(WHAT TO DO)
Your output must match the data word for word, with every line included.

BEGIN

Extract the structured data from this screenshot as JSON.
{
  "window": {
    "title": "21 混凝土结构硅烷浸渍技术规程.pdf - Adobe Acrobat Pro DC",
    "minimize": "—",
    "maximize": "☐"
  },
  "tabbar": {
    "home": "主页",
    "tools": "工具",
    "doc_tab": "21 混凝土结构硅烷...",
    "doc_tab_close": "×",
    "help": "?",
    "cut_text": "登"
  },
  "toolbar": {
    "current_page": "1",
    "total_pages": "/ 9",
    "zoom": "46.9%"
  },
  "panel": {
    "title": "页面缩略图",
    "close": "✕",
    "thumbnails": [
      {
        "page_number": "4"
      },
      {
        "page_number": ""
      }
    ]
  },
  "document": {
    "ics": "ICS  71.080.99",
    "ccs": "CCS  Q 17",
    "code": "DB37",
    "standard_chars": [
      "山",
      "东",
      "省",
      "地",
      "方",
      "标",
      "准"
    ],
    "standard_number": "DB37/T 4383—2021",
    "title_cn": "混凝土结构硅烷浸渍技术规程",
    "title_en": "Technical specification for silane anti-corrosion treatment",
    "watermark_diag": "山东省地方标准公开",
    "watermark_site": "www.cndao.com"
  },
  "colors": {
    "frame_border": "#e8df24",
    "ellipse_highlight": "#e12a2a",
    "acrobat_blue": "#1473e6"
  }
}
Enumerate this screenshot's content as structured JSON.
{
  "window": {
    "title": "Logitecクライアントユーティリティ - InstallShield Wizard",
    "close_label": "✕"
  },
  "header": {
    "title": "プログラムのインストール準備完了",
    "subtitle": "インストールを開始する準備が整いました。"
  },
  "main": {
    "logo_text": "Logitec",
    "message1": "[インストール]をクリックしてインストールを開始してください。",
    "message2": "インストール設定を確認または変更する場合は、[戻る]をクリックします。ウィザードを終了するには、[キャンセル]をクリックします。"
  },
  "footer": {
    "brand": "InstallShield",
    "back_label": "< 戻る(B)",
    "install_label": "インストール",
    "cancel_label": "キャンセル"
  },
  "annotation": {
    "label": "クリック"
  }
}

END

(OUTPUT OF THE TASK)
Extract the structured data from this screenshot as JSON.
{
  "window": {
    "title": "21 混凝土结构硅烷浸渍技术规程.pdf - Adobe Acrobat Pro DC",
    "minimize": "—",
    "maximize": "☐"
  },
  "tabbar": {
    "home": "主页",
    "tools": "工具",
    "doc_tab": "21 混凝土结构硅烷...",
    "doc_tab_close": "×",
    "help": "?",
    "cut_text": "登"
  },
  "toolbar": {
    "current_page": "1",
    "total_pages": "/ 9",
    "zoom": "46.9%"
  },
  "panel": {
    "title": "页面缩略图",
    "close": "✕",
    "thumbnails": [
      {
        "page_number": "4"
      },
      {
        "page_number": ""
      }
    ]
  },
  "document": {
    "ics": "ICS  71.080.99",
    "ccs": "CCS  Q 17",
    "code": "DB37",
    "standard_chars": [
      "山",
      "东",
      "省",
      "地",
      "方",
      "标",
      "准"
    ],
    "standard_number": "DB37/T 4383—2021",
    "title_cn": "混凝土结构硅烷浸渍技术规程",
    "title_en": "Technical specification for silane anti-corrosion treatment",
    "watermark_diag": "山东省地方标准公开",
    "watermark_site": "www.cndao.com"
  },
  "colors": {
    "frame_border": "#e8df24",
    "ellipse_highlight": "#e12a2a",
    "acrobat_blue": "#1473e6"
  }
}
Enumerate this screenshot's content as structured JSON.
{
  "window": {
    "title": "Logitecクライアントユーティリティ - InstallShield Wizard",
    "close_label": "✕"
  },
  "header": {
    "title": "プログラムのインストール準備完了",
    "subtitle": "インストールを開始する準備が整いました。"
  },
  "main": {
    "logo_text": "Logitec",
    "message1": "[インストール]をクリックしてインストールを開始してください。",
    "message2": "インストール設定を確認または変更する場合は、[戻る]をクリックします。ウィザードを終了するには、[キャンセル]をクリックします。"
  },
  "footer": {
    "brand": "InstallShield",
    "back_label": "< 戻る(B)",
    "install_label": "インストール",
    "cancel_label": "キャンセル"
  },
  "annotation": {
    "label": "クリック"
  }
}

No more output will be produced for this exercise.